--W. S. Graham
The First Lesson
So that each person may quickly find that
Which particularly concerns him, certain metaphors
Convenient to us within the compass of this
Lesson are to be allowed. It is best I sit
Here where I am to speak on the other side
Of language. You, of course, in your own time
And incident (I speak in the small hours.)
Will listen from your side. I am very pleased
We have sought us out. No doubt you have read
My Flute Book. Come. The Guild clock's iron men
Are striking out their few deserted hours
And here from my high window Brueghel's winter
Locks the canal below. I blow my fingers.
Good morning, Karl. Sit down. I have been thinking
About your progress and my progress as one
Who teaches you, a young man with talent
And the rarer gift of application. I think
You must now be becoming a musician
Of a certain calibre. It is right maybe
That in our lessons now I should expect
Slight and very polite impatiences
To show in you. Karl, I think it is true,
You are now nearly able to play the flute.
Now we must try higher, aware of the terrible
Shapes of silence sitting outside your ear
Anxious to define you and really love you.
Remember silence is curious about its opposite
Element which you shall learn to represent.
Enough of that. Now stand in the correct position
So that the wood of the floor will come up through you.
Stand, but not too stiff. Keep your elbows down.
Now take a simple breath and make me a shape
Of clear unchained started and finished tones.
Karl, as well as you are able, stop
Your fingers into the breathing apertures
And speak and make the cylinder delight us.
A study to take lightly. I am cold waiting
Put one piece of coal in the stove. This lesson
Shall not be prolonged. Right. Stand in your place.
Ready? Blow me a little ladder of sound
From a good stance so that you feel the heavy
Press of the floor coming up through you and
Keeping your pitch and tone in character.
Now that is something, Karl. You are getting on.
Unswell your head. One more piece of coal.
Go on now but remember it must be a1ways
Easy and flowing. Light and shadow must
Be varied but be varied in your mind
Before you hear the eventual return sound.
Play me the dance you made for the barge-master.
Stop stop Karl. Play it as you first thought
Of it in the hot boat-kitchen That is a pleasure
For me. I can see I am making you good.
Keep the stove red. Hand me the matches. Now
We can see better. Give me a shot at the pipe.
Karl, I can still put on a good flute-mouth
And show you in this high cold room something
You will be famous to have said you heard.
You are early this morning What we have to do
Today is think of you as a little creator
After the big creator. And it can be argued
You are as necessary, even a composer
Composing in the flesh an attitude
To slay the ears of the gentry. Karl,
I know you find great joy in the great

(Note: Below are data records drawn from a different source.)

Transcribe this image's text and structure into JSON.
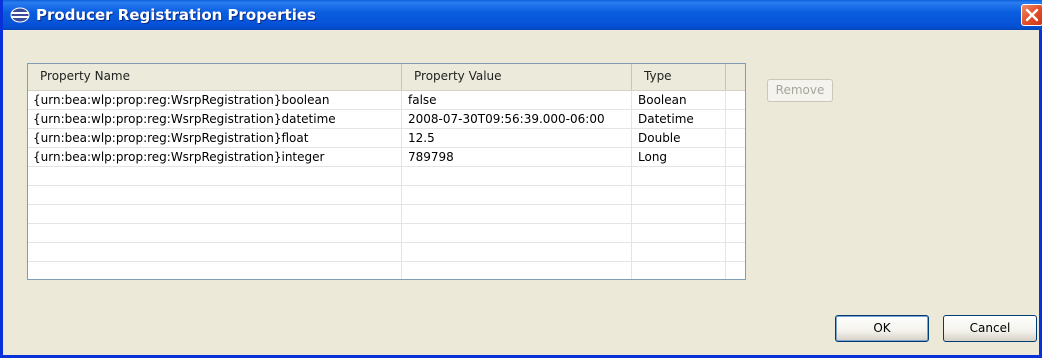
{
  "window": {
    "title": "Producer Registration Properties"
  },
  "table": {
    "columns": [
      "Property Name",
      "Property Value",
      "Type"
    ],
    "rows": [
      [
        "{urn:bea:wlp:prop:reg:WsrpRegistration}boolean",
        "false",
        "Boolean"
      ],
      [
        "{urn:bea:wlp:prop:reg:WsrpRegistration}datetime",
        "2008-07-30T09:56:39.000-06:00",
        "Datetime"
      ],
      [
        "{urn:bea:wlp:prop:reg:WsrpRegistration}float",
        "12.5",
        "Double"
      ],
      [
        "{urn:bea:wlp:prop:reg:WsrpRegistration}integer",
        "789798",
        "Long"
      ]
    ]
  },
  "buttons": {
    "remove": "Remove",
    "ok": "OK",
    "cancel": "Cancel"
  },
  "colors": {
    "titlebar": "#0a5fd8",
    "window_frame": "#0831d9",
    "dialog_bg": "#ece9d8",
    "close_button": "#e2512a"
  }
}
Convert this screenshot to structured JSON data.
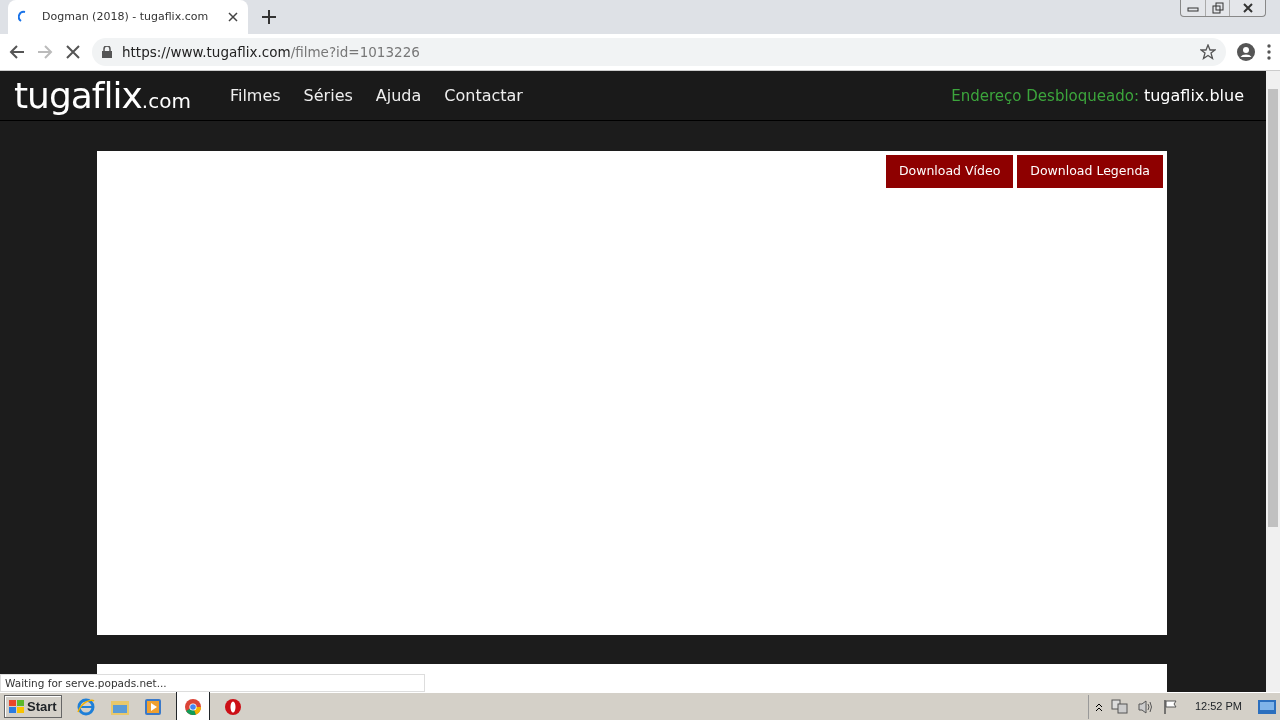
{
  "browser": {
    "tab": {
      "title": "Dogman (2018) - tugaflix.com",
      "loading": true
    },
    "address": {
      "host": "https://www.tugaflix.com",
      "path": "/filme?id=1013226"
    }
  },
  "site": {
    "logo": {
      "name": "tugaflix",
      "suffix": ".com"
    },
    "nav": [
      "Filmes",
      "Séries",
      "Ajuda",
      "Contactar"
    ],
    "notice": {
      "label": "Endereço Desbloqueado:",
      "value": "tugaflix.blue"
    },
    "buttons": [
      "Download Vídeo",
      "Download Legenda"
    ]
  },
  "status_bar": "Waiting for serve.popads.net...",
  "taskbar": {
    "start": "Start",
    "clock": "12:52 PM"
  }
}
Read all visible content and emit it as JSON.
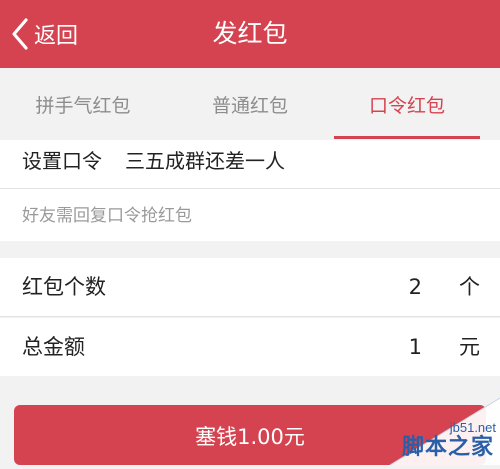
{
  "header": {
    "back_label": "返回",
    "title": "发红包"
  },
  "tabs": [
    {
      "label": "拼手气红包",
      "active": false
    },
    {
      "label": "普通红包",
      "active": false
    },
    {
      "label": "口令红包",
      "active": true
    }
  ],
  "password": {
    "label": "设置口令",
    "value": "三五成群还差一人"
  },
  "hint": "好友需回复口令抢红包",
  "count": {
    "label": "红包个数",
    "value": "2",
    "unit": "个"
  },
  "amount": {
    "label": "总金额",
    "value": "1",
    "unit": "元"
  },
  "submit_label": "塞钱1.00元",
  "watermark": {
    "url": "jb51.net",
    "text": "脚本之家"
  },
  "colors": {
    "accent": "#d4434f",
    "background": "#f2f2f2",
    "hint": "#9a9a9a"
  },
  "icons": {
    "back": "chevron-left-icon"
  }
}
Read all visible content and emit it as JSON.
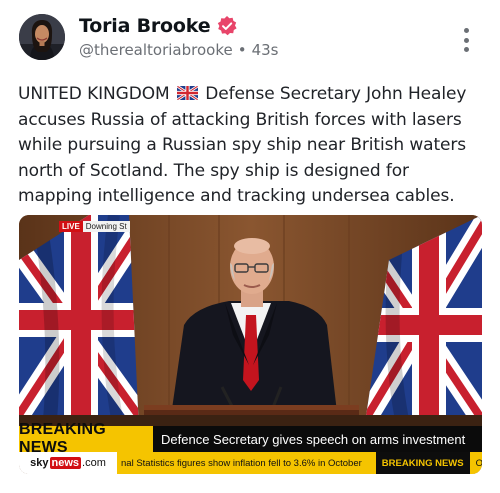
{
  "post": {
    "author_name": "Toria Brooke",
    "handle": "@therealtoriabrooke",
    "separator": "•",
    "time_ago": "43s",
    "text_prefix": "UNITED KINGDOM",
    "text_body": "Defense Secretary John Healey accuses Russia of attacking British forces with lasers while pursuing a Russian spy ship near British waters north of Scotland. The spy ship is designed for mapping intelligence and tracking undersea cables."
  },
  "icons": {
    "verified": "verified-badge-icon",
    "more": "more-vertical-icon",
    "flag": "uk-flag-emoji"
  },
  "media": {
    "live_label": "LIVE",
    "location": "Downing St",
    "breaking_label": "BREAKING NEWS",
    "headline": "Defence Secretary gives speech on arms investment",
    "channel_brand": "sky",
    "channel_brand_box": "news",
    "channel_brand_suffix": ".com",
    "ticker_text": "nal Statistics figures show inflation fell to 3.6% in October",
    "ticker_breaking": "BREAKING NEWS",
    "ticker_tail": "Office"
  },
  "colors": {
    "verified": "#e8456a",
    "breaking_yellow": "#f5c400",
    "live_red": "#d20f14",
    "handle_gray": "#6b6f75"
  }
}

Composers. But now you can put your lips to
The messages and blow them into sound
And enter and be there as well. You must
Be faithful to who you are speaking from

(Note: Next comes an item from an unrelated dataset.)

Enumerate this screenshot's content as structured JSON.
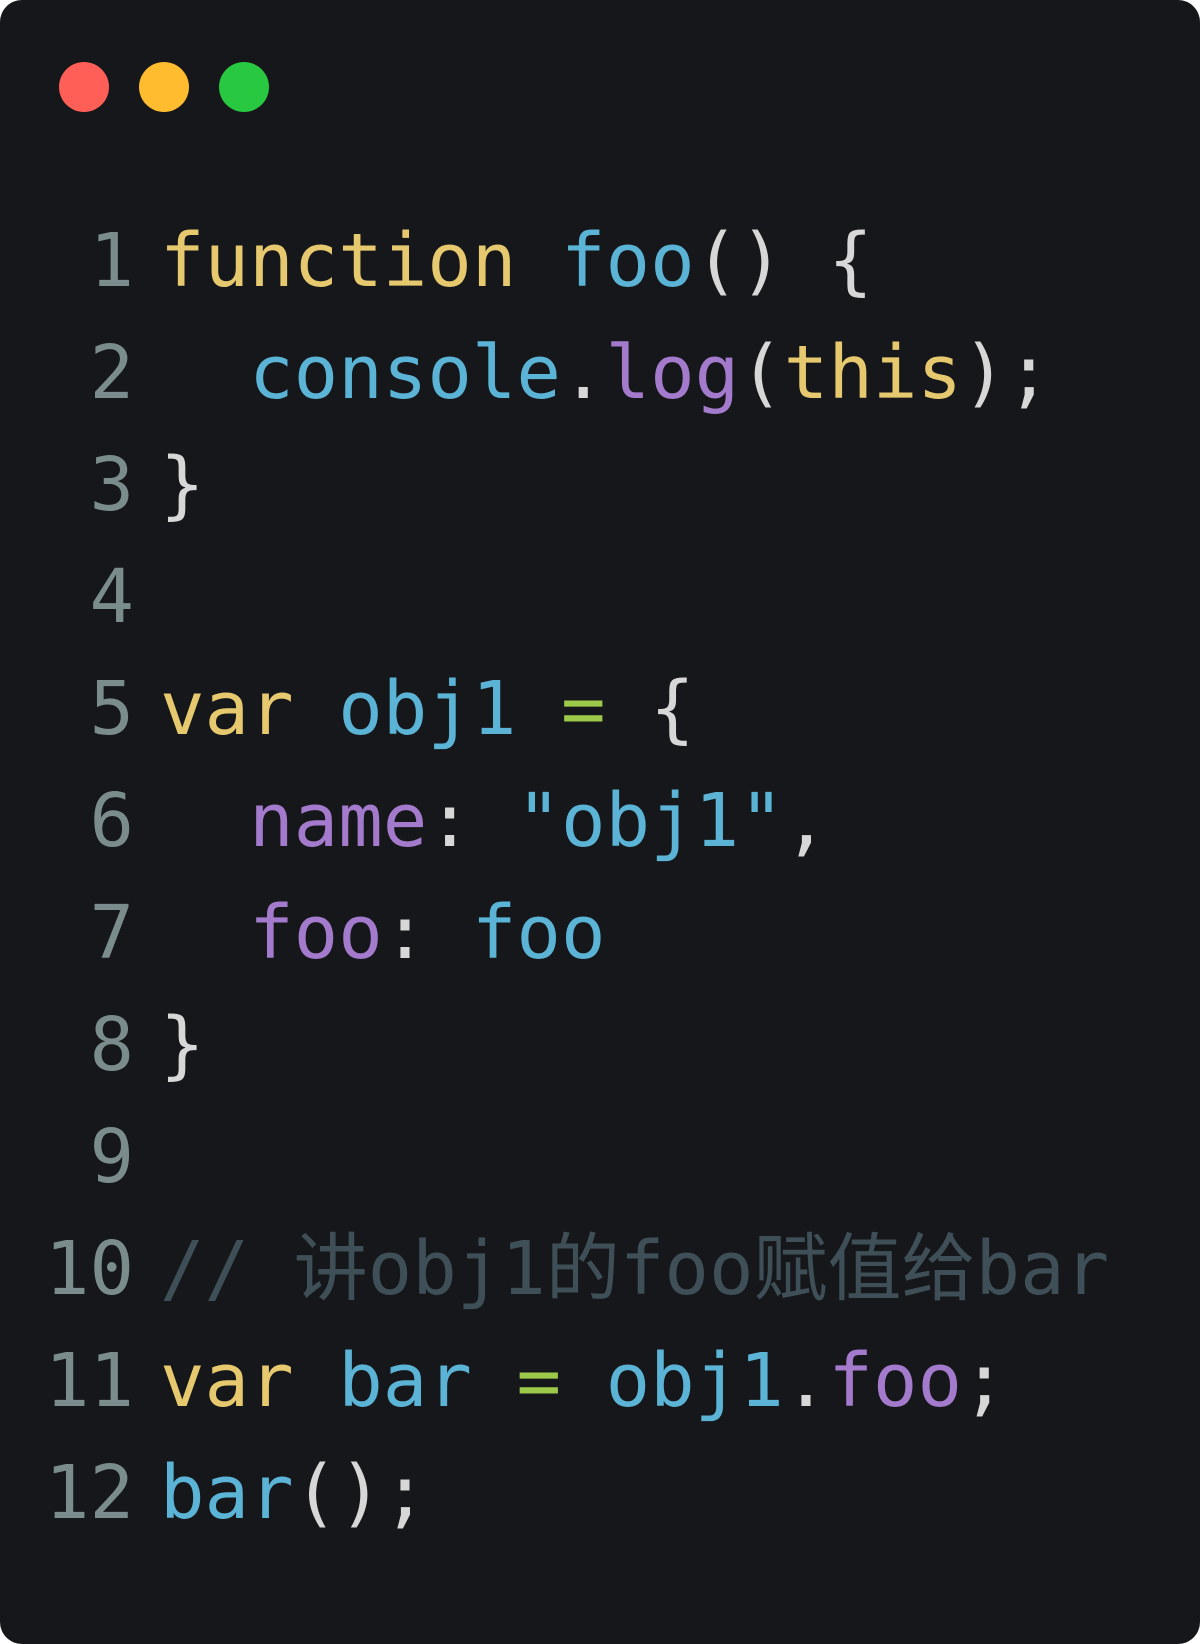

And yet it is all right. You will be there.
Take your coat off. Sit down. A glass of Bols
Will help us both. I think you are good enough
To not need me anymore. I think you know

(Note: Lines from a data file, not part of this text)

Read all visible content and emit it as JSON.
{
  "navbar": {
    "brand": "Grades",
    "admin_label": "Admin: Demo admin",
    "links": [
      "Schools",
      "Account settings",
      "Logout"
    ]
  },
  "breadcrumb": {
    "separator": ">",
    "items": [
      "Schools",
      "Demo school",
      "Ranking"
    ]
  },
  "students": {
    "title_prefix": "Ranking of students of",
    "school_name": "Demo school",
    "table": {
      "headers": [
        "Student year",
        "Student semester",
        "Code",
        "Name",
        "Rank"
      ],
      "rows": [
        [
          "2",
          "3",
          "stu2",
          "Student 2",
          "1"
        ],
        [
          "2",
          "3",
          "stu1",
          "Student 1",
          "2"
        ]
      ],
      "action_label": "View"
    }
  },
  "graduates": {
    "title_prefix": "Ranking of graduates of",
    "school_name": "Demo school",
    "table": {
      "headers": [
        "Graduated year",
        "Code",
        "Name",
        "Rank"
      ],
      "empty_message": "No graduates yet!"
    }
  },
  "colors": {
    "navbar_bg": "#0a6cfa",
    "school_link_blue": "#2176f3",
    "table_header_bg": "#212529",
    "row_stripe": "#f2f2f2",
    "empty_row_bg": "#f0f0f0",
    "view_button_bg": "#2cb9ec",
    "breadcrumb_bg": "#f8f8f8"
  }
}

You are not only an interpreter.
What you will do is always something else
and they will hear you simultaneously with
The Art you have been given to read. Karl,
I think the Spring is really coming at last.
I see the canal boys working. I realise
I have not asked you to play the flute today.
Come and look. Are the barges not moving?
You must forgive me. I am not myself today.
Be here on Thursday. When you come, bring
Me five herrings. Watch your fingers. Spring
Is apparent but it is still chilblain weather.
Dear Karl, this morning is our last lesson.
I have been given the opportunity to
Live in a certain person's house and tutor
Him and his daughters on the traverse flute.
Karl, you will be all right. In those recent
lessons my heart lifted to your playing
I know. I see you doing well, invited
In a great chamber in front of the gentry. I
Can see them with their dresses settling in
And bored mouths beneath moustaches sizing
You up as you are, a lout from the canal
With big ears but an angel's tread on the flute.
But you will be all right. Stand in your place
Before them. Remember Johann. Begin with good
Nerve and decision. Do not intrude too much
Into the message you carry and put out.
One last thing, Karl, remember when you enter
The joy of those quick high archipelagoes,
To make to keep your finger-stops as light
As feathers but definite. What can I say more?
Do not be sentimental or in your Art.
I will miss you. Do not expect applause.